Revenue from mail and other services of the Post Office Department is placed in the postal fund, which was established as a revolving fund in 1950 (39 Ú.S.C. 2202). In addition to the obligations and expenditures under limitations enacted in annual appropriation acts, the fund is also used without annual action by Congress for the purchase of stamp-embossed envelopes and for payment of certain indemnities, claims, and judgments."
Postal revenue comes primarily from private postal patrons. It also includes receipts from various Federal agencies for the handling of official mail and the payment by the Congress for franked mail. Reimbursements received for nonpostal services and other recoveries are likewise deposited in the postal fund.
The aggregate of postal revenues is less than the obligations authorized for payment from the postal fund. An indefinite appropriation is made from the general fund of the Treasury to make up the difference. After taking into account anticipated changes in funded working capital, the net budget expenditures for the postal service for 1966 are estimated to be $714 million, compared to $718 million for 1965, and $578 million for 1964. The increases in 1965 and 1966 are principally due to the recently enacted salary increases amounting to $222 million in 1965 authorized by Public Law 88-426.
Legislation will be proposed to authorize the Post Office Department to undertake a program for the Federal construction of major postal facilities. Financing of this program will be proposed through a new appropriation, Construction, postal facilities in the amount of $92.2 million.
444,938 482,550 537,592 610,950
681,150 757,324 763,799 926,011
Equity end of year....
Does not include contingent receivables based on contested CAB orders in the amount of $2.8 million at June 30, 1964, and 1963, respectively;
The changes in these items are reflected on the program and financing schedule.
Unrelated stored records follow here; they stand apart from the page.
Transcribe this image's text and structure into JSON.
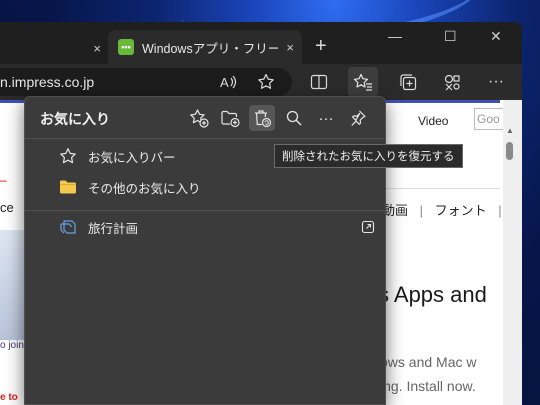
{
  "browser": {
    "tabs": [
      {
        "title": "",
        "close_icon": "×"
      },
      {
        "title": "Windowsアプリ・フリーソフトの",
        "favicon_text": "•••",
        "close_icon": "×"
      }
    ],
    "new_tab_label": "+",
    "window_controls": {
      "minimize": "—",
      "maximize": "☐",
      "close": "✕"
    }
  },
  "toolbar": {
    "address_text": "n.impress.co.jp",
    "more_label": "···"
  },
  "favorites_panel": {
    "title": "お気に入り",
    "items": [
      {
        "label": "お気に入りバー",
        "icon": "star-outline-icon"
      },
      {
        "label": "その他のお気に入り",
        "icon": "folder-icon"
      },
      {
        "label": "旅行計画",
        "icon": "collections-icon"
      }
    ],
    "more_label": "···",
    "tooltip": "削除されたお気に入りを復元する"
  },
  "webpage": {
    "video_link": "Video",
    "search_placeholder": "Goo",
    "nav_items": [
      "動画",
      "|",
      "フォント",
      "|"
    ],
    "left_fragment": "ce",
    "left_join": "o join",
    "left_red": "e to",
    "headline": "s Apps and",
    "subtext_line1": "ows and Mac w",
    "subtext_line2": "ing. Install now."
  },
  "colors": {
    "flyout_bg": "#3b3b3b",
    "titlebar_bg": "#1f1f1f",
    "tab_bg": "#2b2b2b",
    "folder_color": "#f2c94c",
    "collections_color": "#6aa0e6"
  }
}
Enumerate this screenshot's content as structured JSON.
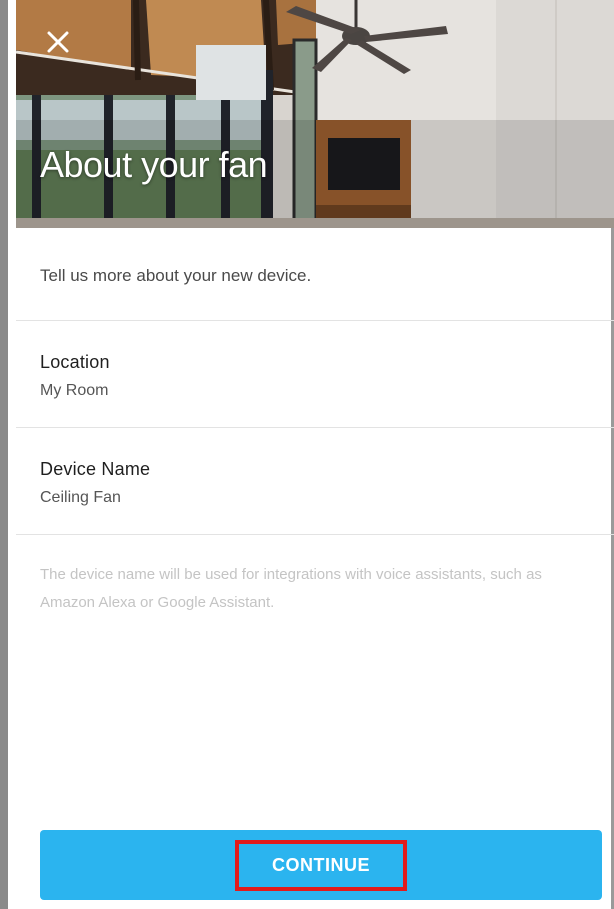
{
  "header": {
    "title": "About your fan",
    "close_icon": "close-icon"
  },
  "intro_text": "Tell us more about your new device.",
  "fields": [
    {
      "label": "Location",
      "value": "My Room"
    },
    {
      "label": "Device Name",
      "value": "Ceiling Fan"
    }
  ],
  "help_text": "The device name will be used for integrations with voice assistants, such as Amazon Alexa or Google Assistant.",
  "continue_button": {
    "label": "CONTINUE"
  },
  "colors": {
    "primary_button": "#2bb4ef",
    "highlight_box": "#e21b1b",
    "help_text": "#c4c4c4"
  }
}
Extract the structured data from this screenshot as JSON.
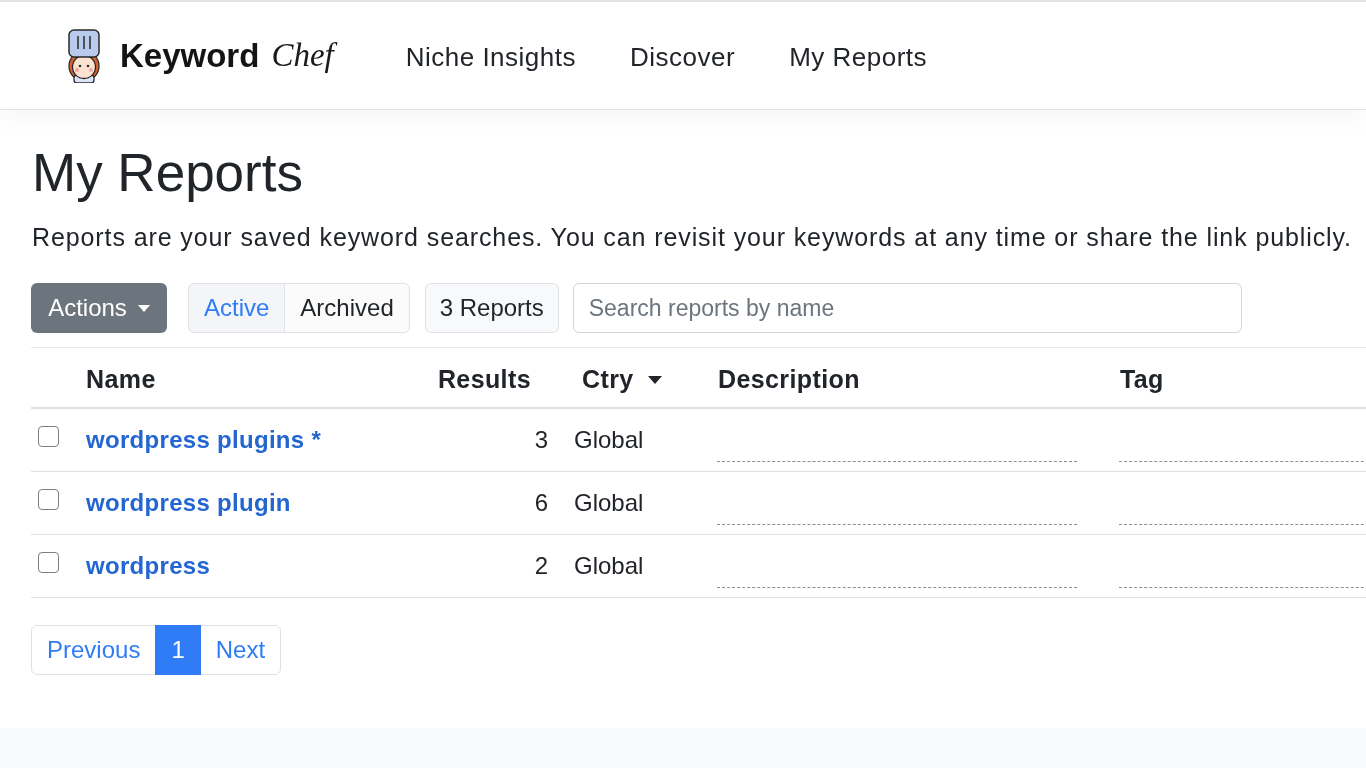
{
  "header": {
    "brand": {
      "name": "Keyword",
      "script": "Chef"
    },
    "nav": [
      "Niche Insights",
      "Discover",
      "My Reports"
    ]
  },
  "page": {
    "title": "My Reports",
    "description": "Reports are your saved keyword searches. You can revisit your keywords at any time or share the link publicly."
  },
  "toolbar": {
    "actions": {
      "label": "Actions"
    },
    "filters": [
      {
        "label": "Active",
        "selected": true
      },
      {
        "label": "Archived",
        "selected": false
      }
    ],
    "count": "3 Reports",
    "search": {
      "placeholder": "Search reports by name"
    }
  },
  "table": {
    "columns": [
      {
        "label": "Name",
        "kind": "link"
      },
      {
        "label": "Results",
        "kind": "number"
      },
      {
        "label": "Ctry",
        "kind": "menu"
      },
      {
        "label": "Description",
        "kind": "editable"
      },
      {
        "label": "Tag",
        "kind": "editable"
      }
    ],
    "rows": [
      {
        "checked": false,
        "cells": [
          "wordpress plugins *",
          "3",
          "Global"
        ]
      },
      {
        "checked": false,
        "cells": [
          "wordpress plugin",
          "6",
          "Global"
        ]
      },
      {
        "checked": false,
        "cells": [
          "wordpress",
          "2",
          "Global"
        ]
      }
    ]
  },
  "pagination": [
    {
      "label": "Previous",
      "selected": false
    },
    {
      "label": "1",
      "selected": true
    },
    {
      "label": "Next",
      "selected": false
    }
  ]
}
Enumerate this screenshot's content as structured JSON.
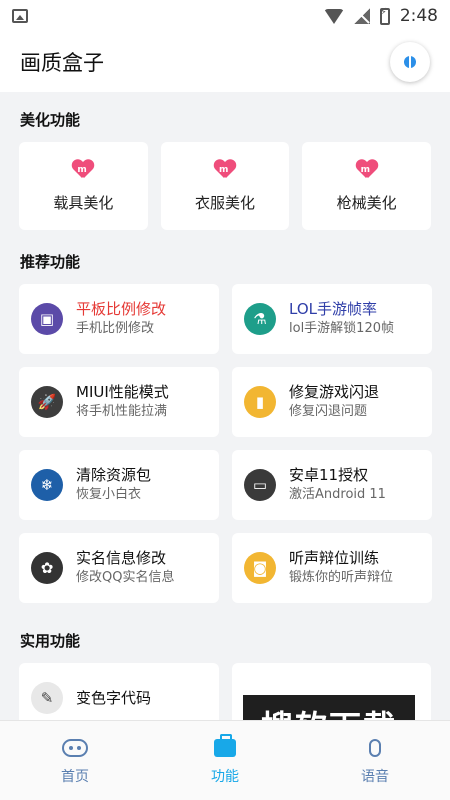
{
  "status_bar": {
    "time": "2:48"
  },
  "app_bar": {
    "title": "画质盒子"
  },
  "sections": {
    "beauty": {
      "title": "美化功能",
      "items": [
        {
          "label": "载具美化",
          "icon": "heart-m-icon"
        },
        {
          "label": "衣服美化",
          "icon": "heart-m-icon"
        },
        {
          "label": "枪械美化",
          "icon": "heart-m-icon"
        }
      ]
    },
    "recommended": {
      "title": "推荐功能",
      "items": [
        {
          "name": "平板比例修改",
          "desc": "手机比例修改",
          "name_color": "#e53935",
          "icon": "gameboy-icon",
          "icon_bg": "#5b4aa8",
          "glyph": "▣"
        },
        {
          "name": "LOL手游帧率",
          "desc": "lol手游解锁120帧",
          "name_color": "#2f3ea8",
          "icon": "test-tube-icon",
          "icon_bg": "#1e9e8a",
          "glyph": "⚗"
        },
        {
          "name": "MIUI性能模式",
          "desc": "将手机性能拉满",
          "name_color": "#111111",
          "icon": "rocket-icon",
          "icon_bg": "#3d3d3d",
          "glyph": "🚀"
        },
        {
          "name": "修复游戏闪退",
          "desc": "修复闪退问题",
          "name_color": "#111111",
          "icon": "phone-icon",
          "icon_bg": "#f2b632",
          "glyph": "▮"
        },
        {
          "name": "清除资源包",
          "desc": "恢复小白衣",
          "name_color": "#111111",
          "icon": "snowflake-icon",
          "icon_bg": "#1e5fa8",
          "glyph": "❄"
        },
        {
          "name": "安卓11授权",
          "desc": "激活Android 11",
          "name_color": "#111111",
          "icon": "laptop-icon",
          "icon_bg": "#3a3a3a",
          "glyph": "▭"
        },
        {
          "name": "实名信息修改",
          "desc": "修改QQ实名信息",
          "name_color": "#111111",
          "icon": "plant-icon",
          "icon_bg": "#333333",
          "glyph": "✿"
        },
        {
          "name": "听声辩位训练",
          "desc": "锻炼你的听声辩位",
          "name_color": "#111111",
          "icon": "radio-icon",
          "icon_bg": "#f2b632",
          "glyph": "◙"
        }
      ]
    },
    "utility": {
      "title": "实用功能",
      "items": [
        {
          "name": "变色字代码",
          "icon": "paint-icon",
          "icon_bg": "#e8e8e8"
        },
        {
          "name": "",
          "icon": "",
          "icon_bg": "#ffffff"
        }
      ]
    }
  },
  "bottom_nav": [
    {
      "label": "首页",
      "icon": "robot-icon",
      "active": false
    },
    {
      "label": "功能",
      "icon": "briefcase-icon",
      "active": true
    },
    {
      "label": "语音",
      "icon": "microphone-icon",
      "active": false
    }
  ],
  "watermark": "搜软下载",
  "colors": {
    "active_tab": "#18a8e8",
    "inactive_tab": "#5a7fb0"
  }
}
Liabilities do not include: (1) Undetermined amounts of postage in the hands of the public which, for practical considerations, have been accounted for as revenue then sold, and (2) the following contingent and future obligations which by law the Department may not fund or account for as obligations until payments are due: ntingent liabilities for pending suits and damage claims of $43.2 million and $37.1 million at June 30, 1964, and 1963, respectively, a substantial portion of which are expected either to be settled at less than the amount claimed or disallowed; and undetermined amounts for long-term leases.
ADMINISTRATION AND REGIONAL OPERATION
For expenses necessary for administration of the postal service, operation of the inspection service and regional offices, uniforms or allowances therefor, as authorized by the Act of September 1, 1954, as amended (5 U.Ś.C. 2131), including services as authorized by section 15 of the Act of August 2, 1946 (5 U.S.C. 55a); management studies; not to exceed $25,000 for miscellaneous and emergency expenses (including not to exceed $6,000 for official reception and representation expenses upon approval by the Postmaster General); rewards for information and services concerning violations of postal laws and regulations, current and prior fiscal years, in accordance with regulations of the Postmaster General in effect at the time the services are rendered or information furnished, of which not to exceed $25,000 for confidential information and services shall be paid in the discretion of the Postmaster General and accounted for solely on his certificate; and expenses of delegates designated by the Postmaster General to attend meetings and congresses for the purpose of making postal arrangements with foreign governments pursuant to law, and not to exceed $20,000 of such expenses to be accounted for